The small western German of Saarland moved on Tuesday to ban all foreign politicians from campaigning in the state.While the move prohibits all foreign officials from holding campaign rallies, the policy immediately targets Turkish officials. Allies of Turkish President Recep Tayyip Erdogan have been rallying in European cities with large Turkish expatriate populations in a bid to harness the Turkish diaspora vote ahead of a controversial referendum vote next month that seeks to expand the President’s powers.”Internal Turkish conflicts have no place in Germany,” Saarland’s conservative State Premier Annegret Kramp-Karrenbauer, who faces an election of her own next month, said in a statement. “Election appearances which put at risk domestic peace in our country must be banned.”

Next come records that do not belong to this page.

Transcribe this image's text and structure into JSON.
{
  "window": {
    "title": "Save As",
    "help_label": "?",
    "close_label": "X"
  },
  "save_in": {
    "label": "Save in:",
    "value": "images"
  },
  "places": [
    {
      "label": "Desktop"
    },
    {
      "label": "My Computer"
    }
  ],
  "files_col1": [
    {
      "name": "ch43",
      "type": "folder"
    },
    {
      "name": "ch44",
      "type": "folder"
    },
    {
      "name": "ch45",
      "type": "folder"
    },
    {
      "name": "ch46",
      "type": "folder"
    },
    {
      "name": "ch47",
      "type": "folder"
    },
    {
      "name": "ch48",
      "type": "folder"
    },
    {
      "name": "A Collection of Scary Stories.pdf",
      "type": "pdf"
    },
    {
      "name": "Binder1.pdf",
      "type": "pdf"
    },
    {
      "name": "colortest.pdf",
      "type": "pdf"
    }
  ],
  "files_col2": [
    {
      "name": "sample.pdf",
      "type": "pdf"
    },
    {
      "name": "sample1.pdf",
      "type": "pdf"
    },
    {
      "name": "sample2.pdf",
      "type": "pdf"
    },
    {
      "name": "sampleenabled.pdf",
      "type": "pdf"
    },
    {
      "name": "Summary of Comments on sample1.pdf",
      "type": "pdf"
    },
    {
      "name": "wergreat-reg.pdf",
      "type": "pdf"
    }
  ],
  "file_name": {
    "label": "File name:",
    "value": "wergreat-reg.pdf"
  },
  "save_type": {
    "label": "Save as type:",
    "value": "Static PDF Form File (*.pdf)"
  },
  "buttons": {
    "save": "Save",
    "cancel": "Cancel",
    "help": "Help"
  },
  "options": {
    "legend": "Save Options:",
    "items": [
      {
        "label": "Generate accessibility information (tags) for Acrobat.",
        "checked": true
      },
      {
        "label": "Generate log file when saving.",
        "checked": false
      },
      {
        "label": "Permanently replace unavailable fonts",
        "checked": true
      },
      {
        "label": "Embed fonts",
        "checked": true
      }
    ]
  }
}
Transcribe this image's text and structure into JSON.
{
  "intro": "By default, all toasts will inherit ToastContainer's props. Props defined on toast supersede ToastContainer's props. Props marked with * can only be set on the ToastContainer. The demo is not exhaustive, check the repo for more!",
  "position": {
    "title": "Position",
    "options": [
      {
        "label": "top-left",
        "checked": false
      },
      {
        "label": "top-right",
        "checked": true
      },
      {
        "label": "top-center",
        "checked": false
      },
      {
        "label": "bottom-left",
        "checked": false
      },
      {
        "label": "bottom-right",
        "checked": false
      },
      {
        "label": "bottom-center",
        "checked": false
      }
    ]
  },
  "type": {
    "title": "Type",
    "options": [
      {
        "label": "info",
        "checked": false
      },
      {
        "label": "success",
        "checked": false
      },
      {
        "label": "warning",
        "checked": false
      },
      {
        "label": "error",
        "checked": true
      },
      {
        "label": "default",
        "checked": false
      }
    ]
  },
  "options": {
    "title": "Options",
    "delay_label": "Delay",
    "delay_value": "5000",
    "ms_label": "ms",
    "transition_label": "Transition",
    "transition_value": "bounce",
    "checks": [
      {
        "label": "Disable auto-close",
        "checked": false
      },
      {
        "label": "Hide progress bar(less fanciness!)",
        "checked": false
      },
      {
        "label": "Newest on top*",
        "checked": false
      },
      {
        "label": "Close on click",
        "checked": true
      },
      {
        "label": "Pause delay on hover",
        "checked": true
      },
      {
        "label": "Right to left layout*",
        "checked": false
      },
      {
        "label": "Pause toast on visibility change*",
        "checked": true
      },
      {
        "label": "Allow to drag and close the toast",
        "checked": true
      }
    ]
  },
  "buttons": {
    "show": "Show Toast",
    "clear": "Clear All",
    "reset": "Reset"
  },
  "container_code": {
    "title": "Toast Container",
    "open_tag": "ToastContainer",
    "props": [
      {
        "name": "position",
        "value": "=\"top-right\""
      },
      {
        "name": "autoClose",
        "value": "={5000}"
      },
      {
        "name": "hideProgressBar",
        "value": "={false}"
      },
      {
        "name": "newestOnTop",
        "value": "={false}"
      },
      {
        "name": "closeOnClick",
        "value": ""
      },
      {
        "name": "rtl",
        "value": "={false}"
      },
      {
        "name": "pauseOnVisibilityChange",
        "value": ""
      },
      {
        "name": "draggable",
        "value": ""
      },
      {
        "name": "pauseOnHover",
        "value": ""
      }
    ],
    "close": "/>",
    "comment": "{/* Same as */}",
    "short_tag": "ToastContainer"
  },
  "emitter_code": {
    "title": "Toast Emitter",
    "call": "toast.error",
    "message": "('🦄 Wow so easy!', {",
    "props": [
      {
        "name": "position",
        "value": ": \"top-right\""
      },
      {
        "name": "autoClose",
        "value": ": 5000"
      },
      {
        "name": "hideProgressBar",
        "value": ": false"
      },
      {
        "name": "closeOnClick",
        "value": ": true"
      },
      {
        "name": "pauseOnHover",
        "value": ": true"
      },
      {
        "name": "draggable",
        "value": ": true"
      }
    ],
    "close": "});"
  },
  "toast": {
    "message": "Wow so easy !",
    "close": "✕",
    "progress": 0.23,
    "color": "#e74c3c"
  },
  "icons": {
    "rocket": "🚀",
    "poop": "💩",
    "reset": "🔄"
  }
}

The Tohono O’odham – the name means desert people – have lived on both sides of the border since their lands were arbitrarily divided between the United States and Mexico some 160 years ago. Around 30,000 members of the nation live in Arizona. Meanwhile, several thousand more – and the majority of the nation’s sacred sites – can be found in Mexico.Trump’s wall would be a coup de grace for a nation whose territory doesn’t respect international borders and the Tohono O’odham have taken the fight to protect their lands to the Washington-based Inter-American Commission on Human Rights.
“If they build the wall, it will be over my dead body,” says Verlon José, Vice President of the Tohono O’odham nation.
“This trip falls in the ‘love your neighbour’ category,” said Erik Hoeksema of the group. “We typically send groups down every two or three years to do similar projects.”The 12-member group set off on Saturday. But their road trip came to an abrupt halt at the US border, after officials told them the host church in the US should have provided documentation in advance outlining exactly what they would be doing while in the US.“This was a bit of mistake on our part, and the reason why we got ‘red-flagged’ to start with,” said Hoeksema. “But in the end, I was told that this was not the reason for us being denied entry.”Members of the church had volunteered south of the border before, taking part in projects in Kentucky and Pennsylvania. Canadians do not need a visa if they are volunteering in the US, as long as they are able to show that they will not be compensated for their work.The Reformed Church of Highland Park in central New Jersey responded immediately, sending over a letter that explained that the group was going to join the 3,000 volunteers who have so far helped 200 families get back into homes damaged by Hurricane Sandy.AdvertisementBorder officials said the letter was not specific enough. Hoeksema asked the host church to send another letter, this time specifying the types of duties that the group would be carrying out.A second letter soon arrived, explaining that mission groups who travel to New Jersey carry out team building, tour programs that range from food pantries and thrift shops and assist with neighbourhood cleanup projects.It was this last line that border officials seemingly took issue with, said Hoeksema. “This was interpreted as ‘work for hire’ and since we are foreigners, this would be stealing American jobs.”Some five years after Hurricane Sandy hit the region, the need to carry out relief work was also questioned. “We were told that when there is an immediate need, volunteer groups usually are granted entrance,” said Hoeksema.After more than two hours spent at the border, the group – all of whom were carrying Canadian passports and who had travelled to the US before with no incident – was denied entry.
At 105 years old, Li Yuzhen is one of the world’s